If you listen to audio-books, you might try this one:
James Joyce’s Ulysses (unabridged), read by Donal Donnelly; produced and issued by Recorded Books. (There are other recorded versions but I’m not crazy about the samples I’ve heard from the other readers).
I’ve read Ulysses a few times over the decades and always enjoyed it tremendously (in fact I’d say it’s far and away the best novel I’ve ever read) but I’ve never listened to it before.
Hearing it read aloud by such a terrific reader brings the story, the characters and the whole atmosphere of the book into vibrant life. Donal Donnelly has a wonderful voice and a legitimate Irish accent—which he pitches in a dozen directions and tones depending on the flow and content of the book and the personalities of the characters.
For the internal monologues he uses an intensely reflective and personal tone and for the narration and dialogue he adjusts his voice so it expresses everything from pomposity, bemusement and sarcasm to tenderness, anger and heartbreak.
Ulysses can be a complicated, difficult book. There are some parts of it I just don’t get, especially when they concern Stephen Dedalus’ internal monologues and his interactions with some of the other characters (not to mention the Latin and a good deal of the Catholic rituals). But listening to it seems to make even those difficult parts easier.

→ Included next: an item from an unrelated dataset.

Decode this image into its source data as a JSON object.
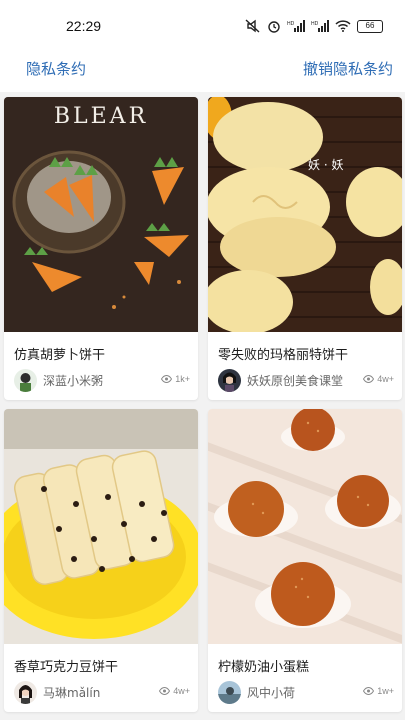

This book is great art; prose, poetry and music combined—and hearing it read aloud really enriches the experience.